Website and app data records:
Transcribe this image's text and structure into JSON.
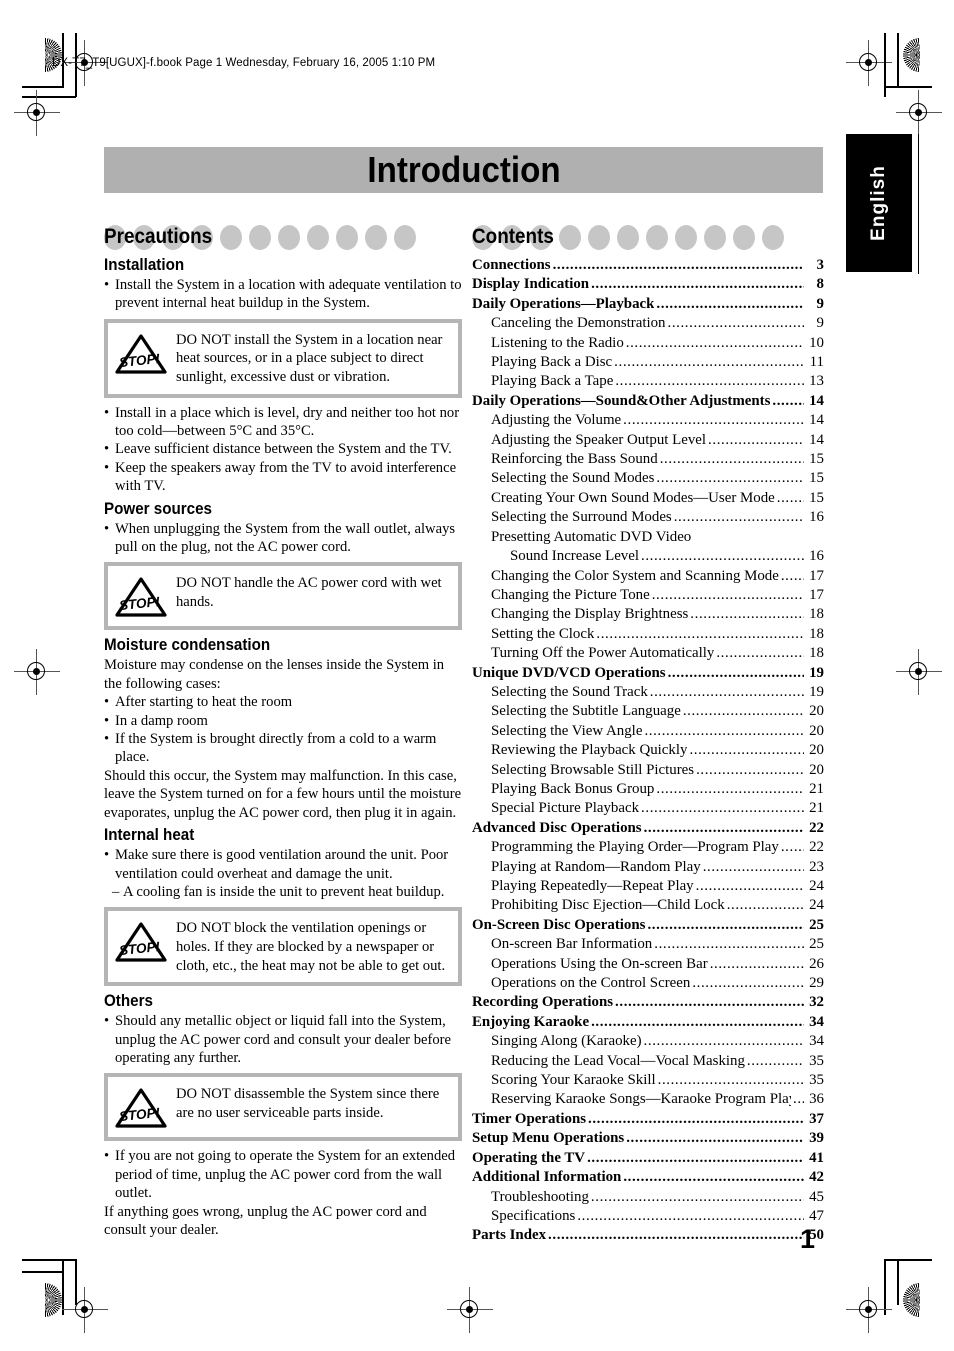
{
  "file_header": "DX-T7_T9[UGUX]-f.book  Page 1  Wednesday, February 16, 2005  1:10 PM",
  "banner": {
    "title": "Introduction"
  },
  "language_tab": {
    "label": "English"
  },
  "folio": "1",
  "left_column": {
    "heading": "Precautions",
    "sections": [
      {
        "heading": "Installation",
        "bullets": [
          "Install the System in a location with adequate ventilation to prevent internal heat buildup in the System."
        ],
        "warning": "DO NOT install the System in a location near heat sources, or in a place subject to direct sunlight, excessive dust or vibration.",
        "bullets_after": [
          "Install in a place which is level, dry and neither too hot nor too cold—between 5°C and 35°C.",
          "Leave sufficient distance between the System and the TV.",
          "Keep the speakers away from the TV to avoid interference with TV."
        ]
      },
      {
        "heading": "Power sources",
        "bullets": [
          "When unplugging the System from the wall outlet, always pull on the plug, not the AC power cord."
        ],
        "warning": "DO NOT handle the AC power cord with wet hands."
      },
      {
        "heading": "Moisture condensation",
        "intro": "Moisture may condense on the lenses inside the System in the following cases:",
        "bullets": [
          "After starting to heat the room",
          "In a damp room",
          "If the System is brought directly from a cold to a warm place."
        ],
        "outro": "Should this occur, the System may malfunction. In this case, leave the System turned on for a few hours until the moisture evaporates, unplug the AC power cord, then plug it in again."
      },
      {
        "heading": "Internal heat",
        "bullets": [
          "Make sure there is good ventilation around the unit. Poor ventilation could overheat and damage the unit."
        ],
        "sub_bullets": [
          "A cooling fan is inside the unit to prevent heat buildup."
        ],
        "warning": "DO NOT block the ventilation openings or holes. If they are blocked by a newspaper or cloth, etc., the heat may not be able to get out."
      },
      {
        "heading": "Others",
        "bullets": [
          "Should any metallic object or liquid fall into the System, unplug the AC power cord and consult your dealer before operating any further."
        ],
        "warning": "DO NOT disassemble the System since there are no user serviceable parts inside.",
        "bullets_after": [
          "If you are not going to operate the System for an extended period of time, unplug the AC power cord from the wall outlet."
        ],
        "outro": "If anything goes wrong, unplug the AC power cord and consult your dealer."
      }
    ],
    "stop_icon_label": "STOP!"
  },
  "right_column": {
    "heading": "Contents",
    "entries": [
      {
        "level": 1,
        "label": "Connections",
        "page": "3"
      },
      {
        "level": 1,
        "label": "Display Indication",
        "page": "8"
      },
      {
        "level": 1,
        "label": "Daily Operations—Playback",
        "page": "9"
      },
      {
        "level": 2,
        "label": "Canceling the Demonstration",
        "page": "9"
      },
      {
        "level": 2,
        "label": "Listening to the Radio",
        "page": "10"
      },
      {
        "level": 2,
        "label": "Playing Back a Disc",
        "page": "11"
      },
      {
        "level": 2,
        "label": "Playing Back a Tape",
        "page": "13"
      },
      {
        "level": 1,
        "label": "Daily Operations—Sound&Other Adjustments",
        "page": "14"
      },
      {
        "level": 2,
        "label": "Adjusting the Volume",
        "page": "14"
      },
      {
        "level": 2,
        "label": "Adjusting the Speaker Output Level",
        "page": "14"
      },
      {
        "level": 2,
        "label": "Reinforcing the Bass Sound",
        "page": "15"
      },
      {
        "level": 2,
        "label": "Selecting the Sound Modes",
        "page": "15"
      },
      {
        "level": 2,
        "label": "Creating Your Own Sound Modes—User Mode",
        "page": "15"
      },
      {
        "level": 2,
        "label": "Selecting the Surround Modes",
        "page": "16"
      },
      {
        "level": 2,
        "label": "Presetting Automatic DVD Video",
        "page": "",
        "noleader": true
      },
      {
        "level": 3,
        "label": "Sound Increase Level",
        "page": "16"
      },
      {
        "level": 2,
        "label": "Changing the Color System and Scanning Mode",
        "page": "17"
      },
      {
        "level": 2,
        "label": "Changing the Picture Tone",
        "page": "17"
      },
      {
        "level": 2,
        "label": "Changing the Display Brightness",
        "page": "18"
      },
      {
        "level": 2,
        "label": "Setting the Clock",
        "page": "18"
      },
      {
        "level": 2,
        "label": "Turning Off the Power Automatically",
        "page": "18"
      },
      {
        "level": 1,
        "label": "Unique DVD/VCD Operations",
        "page": "19"
      },
      {
        "level": 2,
        "label": "Selecting the Sound Track",
        "page": "19"
      },
      {
        "level": 2,
        "label": "Selecting the Subtitle Language",
        "page": "20"
      },
      {
        "level": 2,
        "label": "Selecting the View Angle",
        "page": "20"
      },
      {
        "level": 2,
        "label": "Reviewing the Playback Quickly",
        "page": "20"
      },
      {
        "level": 2,
        "label": "Selecting Browsable Still Pictures",
        "page": "20"
      },
      {
        "level": 2,
        "label": "Playing Back Bonus Group",
        "page": "21"
      },
      {
        "level": 2,
        "label": "Special Picture Playback",
        "page": "21"
      },
      {
        "level": 1,
        "label": "Advanced Disc Operations",
        "page": "22"
      },
      {
        "level": 2,
        "label": "Programming the Playing Order—Program Play",
        "page": "22"
      },
      {
        "level": 2,
        "label": "Playing at Random—Random Play",
        "page": "23"
      },
      {
        "level": 2,
        "label": "Playing Repeatedly—Repeat Play",
        "page": "24"
      },
      {
        "level": 2,
        "label": "Prohibiting Disc Ejection—Child Lock",
        "page": "24"
      },
      {
        "level": 1,
        "label": "On-Screen Disc Operations",
        "page": "25"
      },
      {
        "level": 2,
        "label": "On-screen Bar Information",
        "page": "25"
      },
      {
        "level": 2,
        "label": "Operations Using the On-screen Bar",
        "page": "26"
      },
      {
        "level": 2,
        "label": "Operations on the Control Screen",
        "page": "29"
      },
      {
        "level": 1,
        "label": "Recording Operations",
        "page": "32"
      },
      {
        "level": 1,
        "label": "Enjoying Karaoke",
        "page": "34"
      },
      {
        "level": 2,
        "label": "Singing Along (Karaoke)",
        "page": "34"
      },
      {
        "level": 2,
        "label": "Reducing the Lead Vocal—Vocal Masking",
        "page": "35"
      },
      {
        "level": 2,
        "label": "Scoring Your Karaoke Skill",
        "page": "35"
      },
      {
        "level": 2,
        "label": "Reserving Karaoke Songs—Karaoke Program Play",
        "page": "36"
      },
      {
        "level": 1,
        "label": "Timer Operations",
        "page": "37"
      },
      {
        "level": 1,
        "label": "Setup Menu Operations",
        "page": "39"
      },
      {
        "level": 1,
        "label": "Operating the TV",
        "page": "41"
      },
      {
        "level": 1,
        "label": "Additional Information",
        "page": "42"
      },
      {
        "level": 2,
        "label": "Troubleshooting",
        "page": "45"
      },
      {
        "level": 2,
        "label": "Specifications",
        "page": "47"
      },
      {
        "level": 1,
        "label": "Parts Index",
        "page": "50"
      }
    ]
  },
  "colors": {
    "banner_gray": "#b0b0b0",
    "circle_gray": "#c6c6c6",
    "warn_border_gray": "#b5b5b5",
    "tab_black": "#000000"
  }
}
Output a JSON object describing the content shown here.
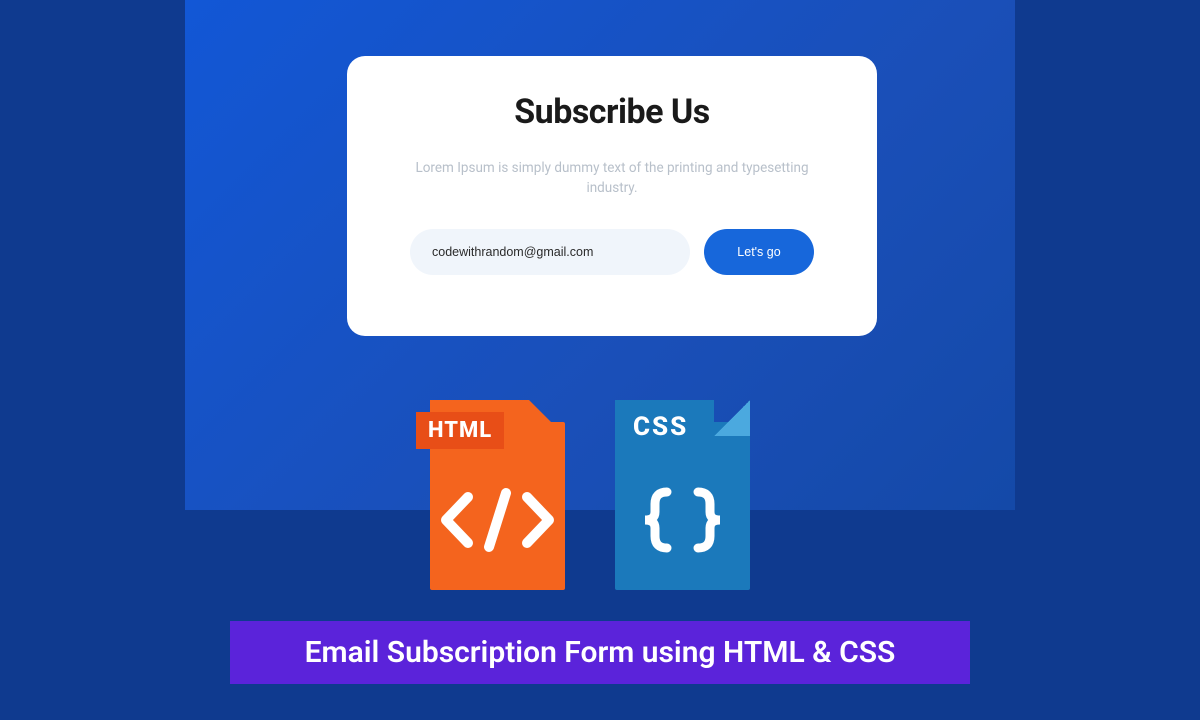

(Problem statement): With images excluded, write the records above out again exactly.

(Answer area):
Transcribe this image's text and structure into JSON.
{
  "file_header": "DX-T7_T9[UGUX]-f.book  Page 1  Wednesday, February 16, 2005  1:10 PM",
  "banner": {
    "title": "Introduction"
  },
  "language_tab": {
    "label": "English"
  },
  "folio": "1",
  "left_column": {
    "heading": "Precautions",
    "sections": [
      {
        "heading": "Installation",
        "bullets": [
          "Install the System in a location with adequate ventilation to prevent internal heat buildup in the System."
        ],
        "warning": "DO NOT install the System in a location near heat sources, or in a place subject to direct sunlight, excessive dust or vibration.",
        "bullets_after": [
          "Install in a place which is level, dry and neither too hot nor too cold—between 5°C and 35°C.",
          "Leave sufficient distance between the System and the TV.",
          "Keep the speakers away from the TV to avoid interference with TV."
        ]
      },
      {
        "heading": "Power sources",
        "bullets": [
          "When unplugging the System from the wall outlet, always pull on the plug, not the AC power cord."
        ],
        "warning": "DO NOT handle the AC power cord with wet hands."
      },
      {
        "heading": "Moisture condensation",
        "intro": "Moisture may condense on the lenses inside the System in the following cases:",
        "bullets": [
          "After starting to heat the room",
          "In a damp room",
          "If the System is brought directly from a cold to a warm place."
        ],
        "outro": "Should this occur, the System may malfunction. In this case, leave the System turned on for a few hours until the moisture evaporates, unplug the AC power cord, then plug it in again."
      },
      {
        "heading": "Internal heat",
        "bullets": [
          "Make sure there is good ventilation around the unit. Poor ventilation could overheat and damage the unit."
        ],
        "sub_bullets": [
          "A cooling fan is inside the unit to prevent heat buildup."
        ],
        "warning": "DO NOT block the ventilation openings or holes. If they are blocked by a newspaper or cloth, etc., the heat may not be able to get out."
      },
      {
        "heading": "Others",
        "bullets": [
          "Should any metallic object or liquid fall into the System, unplug the AC power cord and consult your dealer before operating any further."
        ],
        "warning": "DO NOT disassemble the System since there are no user serviceable parts inside.",
        "bullets_after": [
          "If you are not going to operate the System for an extended period of time, unplug the AC power cord from the wall outlet."
        ],
        "outro": "If anything goes wrong, unplug the AC power cord and consult your dealer."
      }
    ],
    "stop_icon_label": "STOP!"
  },
  "right_column": {
    "heading": "Contents",
    "entries": [
      {
        "level": 1,
        "label": "Connections",
        "page": "3"
      },
      {
        "level": 1,
        "label": "Display Indication",
        "page": "8"
      },
      {
        "level": 1,
        "label": "Daily Operations—Playback",
        "page": "9"
      },
      {
        "level": 2,
        "label": "Canceling the Demonstration",
        "page": "9"
      },
      {
        "level": 2,
        "label": "Listening to the Radio",
        "page": "10"
      },
      {
        "level": 2,
        "label": "Playing Back a Disc",
        "page": "11"
      },
      {
        "level": 2,
        "label": "Playing Back a Tape",
        "page": "13"
      },
      {
        "level": 1,
        "label": "Daily Operations—Sound&Other Adjustments",
        "page": "14"
      },
      {
        "level": 2,
        "label": "Adjusting the Volume",
        "page": "14"
      },
      {
        "level": 2,
        "label": "Adjusting the Speaker Output Level",
        "page": "14"
      },
      {
        "level": 2,
        "label": "Reinforcing the Bass Sound",
        "page": "15"
      },
      {
        "level": 2,
        "label": "Selecting the Sound Modes",
        "page": "15"
      },
      {
        "level": 2,
        "label": "Creating Your Own Sound Modes—User Mode",
        "page": "15"
      },
      {
        "level": 2,
        "label": "Selecting the Surround Modes",
        "page": "16"
      },
      {
        "level": 2,
        "label": "Presetting Automatic DVD Video",
        "page": "",
        "noleader": true
      },
      {
        "level": 3,
        "label": "Sound Increase Level",
        "page": "16"
      },
      {
        "level": 2,
        "label": "Changing the Color System and Scanning Mode",
        "page": "17"
      },
      {
        "level": 2,
        "label": "Changing the Picture Tone",
        "page": "17"
      },
      {
        "level": 2,
        "label": "Changing the Display Brightness",
        "page": "18"
      },
      {
        "level": 2,
        "label": "Setting the Clock",
        "page": "18"
      },
      {
        "level": 2,
        "label": "Turning Off the Power Automatically",
        "page": "18"
      },
      {
        "level": 1,
        "label": "Unique DVD/VCD Operations",
        "page": "19"
      },
      {
        "level": 2,
        "label": "Selecting the Sound Track",
        "page": "19"
      },
      {
        "level": 2,
        "label": "Selecting the Subtitle Language",
        "page": "20"
      },
      {
        "level": 2,
        "label": "Selecting the View Angle",
        "page": "20"
      },
      {
        "level": 2,
        "label": "Reviewing the Playback Quickly",
        "page": "20"
      },
      {
        "level": 2,
        "label": "Selecting Browsable Still Pictures",
        "page": "20"
      },
      {
        "level": 2,
        "label": "Playing Back Bonus Group",
        "page": "21"
      },
      {
        "level": 2,
        "label": "Special Picture Playback",
        "page": "21"
      },
      {
        "level": 1,
        "label": "Advanced Disc Operations",
        "page": "22"
      },
      {
        "level": 2,
        "label": "Programming the Playing Order—Program Play",
        "page": "22"
      },
      {
        "level": 2,
        "label": "Playing at Random—Random Play",
        "page": "23"
      },
      {
        "level": 2,
        "label": "Playing Repeatedly—Repeat Play",
        "page": "24"
      },
      {
        "level": 2,
        "label": "Prohibiting Disc Ejection—Child Lock",
        "page": "24"
      },
      {
        "level": 1,
        "label": "On-Screen Disc Operations",
        "page": "25"
      },
      {
        "level": 2,
        "label": "On-screen Bar Information",
        "page": "25"
      },
      {
        "level": 2,
        "label": "Operations Using the On-screen Bar",
        "page": "26"
      },
      {
        "level": 2,
        "label": "Operations on the Control Screen",
        "page": "29"
      },
      {
        "level": 1,
        "label": "Recording Operations",
        "page": "32"
      },
      {
        "level": 1,
        "label": "Enjoying Karaoke",
        "page": "34"
      },
      {
        "level": 2,
        "label": "Singing Along (Karaoke)",
        "page": "34"
      },
      {
        "level": 2,
        "label": "Reducing the Lead Vocal—Vocal Masking",
        "page": "35"
      },
      {
        "level": 2,
        "label": "Scoring Your Karaoke Skill",
        "page": "35"
      },
      {
        "level": 2,
        "label": "Reserving Karaoke Songs—Karaoke Program Play",
        "page": "36"
      },
      {
        "level": 1,
        "label": "Timer Operations",
        "page": "37"
      },
      {
        "level": 1,
        "label": "Setup Menu Operations",
        "page": "39"
      },
      {
        "level": 1,
        "label": "Operating the TV",
        "page": "41"
      },
      {
        "level": 1,
        "label": "Additional Information",
        "page": "42"
      },
      {
        "level": 2,
        "label": "Troubleshooting",
        "page": "45"
      },
      {
        "level": 2,
        "label": "Specifications",
        "page": "47"
      },
      {
        "level": 1,
        "label": "Parts Index",
        "page": "50"
      }
    ]
  },
  "colors": {
    "banner_gray": "#b0b0b0",
    "circle_gray": "#c6c6c6",
    "warn_border_gray": "#b5b5b5",
    "tab_black": "#000000"
  }
}
Output a JSON object describing the content shown here.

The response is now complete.